- Directions for this task -
Using the records below, filter out every line that lacks "icon" and copy the rest.

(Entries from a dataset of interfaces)
++++++

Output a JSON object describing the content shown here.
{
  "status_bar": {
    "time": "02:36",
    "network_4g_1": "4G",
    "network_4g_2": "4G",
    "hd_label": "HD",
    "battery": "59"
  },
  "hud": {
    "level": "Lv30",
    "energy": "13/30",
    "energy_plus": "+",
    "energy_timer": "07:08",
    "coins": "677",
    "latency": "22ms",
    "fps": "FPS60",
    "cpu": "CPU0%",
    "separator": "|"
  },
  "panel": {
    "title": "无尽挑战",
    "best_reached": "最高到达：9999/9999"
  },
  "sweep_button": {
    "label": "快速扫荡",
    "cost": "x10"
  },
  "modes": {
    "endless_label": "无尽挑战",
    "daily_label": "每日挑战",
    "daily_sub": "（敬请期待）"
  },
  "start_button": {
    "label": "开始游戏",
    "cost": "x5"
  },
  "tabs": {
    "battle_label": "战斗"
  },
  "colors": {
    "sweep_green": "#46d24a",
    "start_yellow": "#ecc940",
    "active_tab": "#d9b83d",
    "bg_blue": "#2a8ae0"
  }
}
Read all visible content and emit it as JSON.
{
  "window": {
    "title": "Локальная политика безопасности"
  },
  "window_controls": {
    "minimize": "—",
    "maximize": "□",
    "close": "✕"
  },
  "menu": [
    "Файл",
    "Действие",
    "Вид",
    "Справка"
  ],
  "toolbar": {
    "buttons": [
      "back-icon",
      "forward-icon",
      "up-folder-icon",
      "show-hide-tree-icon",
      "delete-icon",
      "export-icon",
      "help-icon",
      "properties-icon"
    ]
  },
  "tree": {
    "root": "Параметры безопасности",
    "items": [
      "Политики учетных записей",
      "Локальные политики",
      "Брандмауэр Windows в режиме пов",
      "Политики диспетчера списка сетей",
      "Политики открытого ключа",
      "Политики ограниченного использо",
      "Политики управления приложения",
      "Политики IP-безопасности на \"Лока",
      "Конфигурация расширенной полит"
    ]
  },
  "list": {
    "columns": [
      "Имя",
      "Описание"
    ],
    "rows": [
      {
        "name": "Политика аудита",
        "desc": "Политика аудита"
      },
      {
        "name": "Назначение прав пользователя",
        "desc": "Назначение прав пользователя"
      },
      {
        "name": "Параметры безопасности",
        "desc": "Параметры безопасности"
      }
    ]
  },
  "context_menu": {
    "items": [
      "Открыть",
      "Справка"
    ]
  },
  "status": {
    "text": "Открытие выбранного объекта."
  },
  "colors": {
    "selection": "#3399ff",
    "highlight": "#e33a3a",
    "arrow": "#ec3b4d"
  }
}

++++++

- Reply -
      "back-icon",
      "forward-icon",
      "up-folder-icon",
      "show-hide-tree-icon",
      "delete-icon",
      "export-icon",
      "help-icon",
      "properties-icon"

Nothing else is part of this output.